Copy all of the data below exactly as it is given.

____

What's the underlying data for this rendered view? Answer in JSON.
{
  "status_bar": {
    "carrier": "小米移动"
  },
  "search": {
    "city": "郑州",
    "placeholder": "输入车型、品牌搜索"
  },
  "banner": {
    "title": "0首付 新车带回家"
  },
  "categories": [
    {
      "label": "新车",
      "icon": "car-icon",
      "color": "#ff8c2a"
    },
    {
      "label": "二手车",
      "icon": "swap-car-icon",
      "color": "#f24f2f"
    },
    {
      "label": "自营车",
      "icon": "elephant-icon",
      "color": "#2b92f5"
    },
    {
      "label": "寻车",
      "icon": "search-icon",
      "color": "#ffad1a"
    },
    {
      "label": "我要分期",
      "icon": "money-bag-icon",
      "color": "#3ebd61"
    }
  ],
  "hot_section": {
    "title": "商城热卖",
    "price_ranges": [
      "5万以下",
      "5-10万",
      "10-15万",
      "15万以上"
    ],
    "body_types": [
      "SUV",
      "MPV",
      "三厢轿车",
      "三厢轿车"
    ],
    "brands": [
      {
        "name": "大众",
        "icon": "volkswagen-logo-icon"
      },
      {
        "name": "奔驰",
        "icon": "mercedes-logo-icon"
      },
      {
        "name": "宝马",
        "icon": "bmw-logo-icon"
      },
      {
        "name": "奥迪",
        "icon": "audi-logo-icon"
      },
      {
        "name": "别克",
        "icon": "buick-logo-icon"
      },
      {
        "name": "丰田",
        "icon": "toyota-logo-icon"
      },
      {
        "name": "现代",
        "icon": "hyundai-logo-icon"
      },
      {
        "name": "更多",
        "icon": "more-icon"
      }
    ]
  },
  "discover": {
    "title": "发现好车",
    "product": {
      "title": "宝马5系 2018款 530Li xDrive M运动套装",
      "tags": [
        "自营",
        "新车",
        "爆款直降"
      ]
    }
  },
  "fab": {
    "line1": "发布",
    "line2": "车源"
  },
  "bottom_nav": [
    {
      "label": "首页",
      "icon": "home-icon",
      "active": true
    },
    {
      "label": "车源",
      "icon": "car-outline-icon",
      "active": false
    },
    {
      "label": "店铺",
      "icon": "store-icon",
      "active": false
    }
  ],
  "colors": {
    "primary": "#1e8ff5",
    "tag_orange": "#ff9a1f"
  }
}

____

- _Completed task_
What's the underlying data for this rendered view? Answer in JSON.
{
  "status_bar": {
    "carrier": "小米移动"
  },
  "search": {
    "city": "郑州",
    "placeholder": "输入车型、品牌搜索"
  },
  "banner": {
    "title": "0首付 新车带回家"
  },
  "categories": [
    {
      "label": "新车",
      "icon": "car-icon",
      "color": "#ff8c2a"
    },
    {
      "label": "二手车",
      "icon": "swap-car-icon",
      "color": "#f24f2f"
    },
    {
      "label": "自营车",
      "icon": "elephant-icon",
      "color": "#2b92f5"
    },
    {
      "label": "寻车",
      "icon": "search-icon",
      "color": "#ffad1a"
    },
    {
      "label": "我要分期",
      "icon": "money-bag-icon",
      "color": "#3ebd61"
    }
  ],
  "hot_section": {
    "title": "商城热卖",
    "price_ranges": [
      "5万以下",
      "5-10万",
      "10-15万",
      "15万以上"
    ],
    "body_types": [
      "SUV",
      "MPV",
      "三厢轿车",
      "三厢轿车"
    ],
    "brands": [
      {
        "name": "大众",
        "icon": "volkswagen-logo-icon"
      },
      {
        "name": "奔驰",
        "icon": "mercedes-logo-icon"
      },
      {
        "name": "宝马",
        "icon": "bmw-logo-icon"
      },
      {
        "name": "奥迪",
        "icon": "audi-logo-icon"
      },
      {
        "name": "别克",
        "icon": "buick-logo-icon"
      },
      {
        "name": "丰田",
        "icon": "toyota-logo-icon"
      },
      {
        "name": "现代",
        "icon": "hyundai-logo-icon"
      },
      {
        "name": "更多",
        "icon": "more-icon"
      }
    ]
  },
  "discover": {
    "title": "发现好车",
    "product": {
      "title": "宝马5系 2018款 530Li xDrive M运动套装",
      "tags": [
        "自营",
        "新车",
        "爆款直降"
      ]
    }
  },
  "fab": {
    "line1": "发布",
    "line2": "车源"
  },
  "bottom_nav": [
    {
      "label": "首页",
      "icon": "home-icon",
      "active": true
    },
    {
      "label": "车源",
      "icon": "car-outline-icon",
      "active": false
    },
    {
      "label": "店铺",
      "icon": "store-icon",
      "active": false
    }
  ],
  "colors": {
    "primary": "#1e8ff5",
    "tag_orange": "#ff9a1f"
  }
}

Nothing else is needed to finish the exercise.